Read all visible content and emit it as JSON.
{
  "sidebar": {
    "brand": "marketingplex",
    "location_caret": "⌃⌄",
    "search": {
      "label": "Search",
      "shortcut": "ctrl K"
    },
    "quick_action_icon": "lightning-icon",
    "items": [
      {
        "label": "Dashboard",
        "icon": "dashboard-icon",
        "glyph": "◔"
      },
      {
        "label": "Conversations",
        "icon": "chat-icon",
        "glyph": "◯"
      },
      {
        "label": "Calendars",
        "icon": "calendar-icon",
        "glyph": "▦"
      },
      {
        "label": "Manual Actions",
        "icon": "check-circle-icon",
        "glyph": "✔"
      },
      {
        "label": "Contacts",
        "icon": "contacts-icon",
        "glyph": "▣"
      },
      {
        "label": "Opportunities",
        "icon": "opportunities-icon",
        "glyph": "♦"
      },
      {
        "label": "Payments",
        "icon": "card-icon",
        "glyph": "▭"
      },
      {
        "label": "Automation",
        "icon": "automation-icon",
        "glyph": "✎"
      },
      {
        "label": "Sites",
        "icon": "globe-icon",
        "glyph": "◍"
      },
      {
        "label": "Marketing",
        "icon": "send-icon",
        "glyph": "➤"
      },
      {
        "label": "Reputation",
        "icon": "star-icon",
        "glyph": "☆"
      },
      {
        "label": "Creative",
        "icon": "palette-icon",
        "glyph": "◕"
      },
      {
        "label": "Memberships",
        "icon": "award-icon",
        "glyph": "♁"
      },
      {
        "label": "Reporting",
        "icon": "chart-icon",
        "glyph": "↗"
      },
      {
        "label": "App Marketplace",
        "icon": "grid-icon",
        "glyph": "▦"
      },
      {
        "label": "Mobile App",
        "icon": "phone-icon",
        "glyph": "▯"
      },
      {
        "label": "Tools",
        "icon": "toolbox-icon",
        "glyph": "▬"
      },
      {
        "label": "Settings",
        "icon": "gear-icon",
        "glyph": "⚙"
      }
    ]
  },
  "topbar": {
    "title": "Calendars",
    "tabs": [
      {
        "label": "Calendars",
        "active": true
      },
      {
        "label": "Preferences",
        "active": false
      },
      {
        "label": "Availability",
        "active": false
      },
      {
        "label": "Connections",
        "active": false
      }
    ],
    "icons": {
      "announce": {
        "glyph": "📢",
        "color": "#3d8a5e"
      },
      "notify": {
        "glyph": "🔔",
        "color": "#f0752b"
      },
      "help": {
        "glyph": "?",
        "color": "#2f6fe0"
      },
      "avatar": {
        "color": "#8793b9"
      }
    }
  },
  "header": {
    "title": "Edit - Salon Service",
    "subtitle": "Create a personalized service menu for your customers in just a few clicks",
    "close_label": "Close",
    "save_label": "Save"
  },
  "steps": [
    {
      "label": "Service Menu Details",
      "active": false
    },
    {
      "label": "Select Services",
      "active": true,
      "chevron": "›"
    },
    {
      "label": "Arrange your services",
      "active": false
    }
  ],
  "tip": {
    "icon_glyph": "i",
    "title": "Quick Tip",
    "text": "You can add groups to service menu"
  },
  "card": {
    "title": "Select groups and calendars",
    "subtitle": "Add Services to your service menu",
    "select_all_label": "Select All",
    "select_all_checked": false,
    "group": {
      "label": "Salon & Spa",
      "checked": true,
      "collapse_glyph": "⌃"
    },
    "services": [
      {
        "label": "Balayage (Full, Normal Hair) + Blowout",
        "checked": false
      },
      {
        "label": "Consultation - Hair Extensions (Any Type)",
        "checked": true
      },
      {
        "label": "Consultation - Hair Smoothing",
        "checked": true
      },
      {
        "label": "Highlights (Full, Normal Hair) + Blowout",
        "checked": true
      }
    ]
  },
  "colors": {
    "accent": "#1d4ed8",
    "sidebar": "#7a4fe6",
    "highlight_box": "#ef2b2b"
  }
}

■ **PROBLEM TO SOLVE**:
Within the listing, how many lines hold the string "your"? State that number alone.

■ **TASK SOLUTION**:
3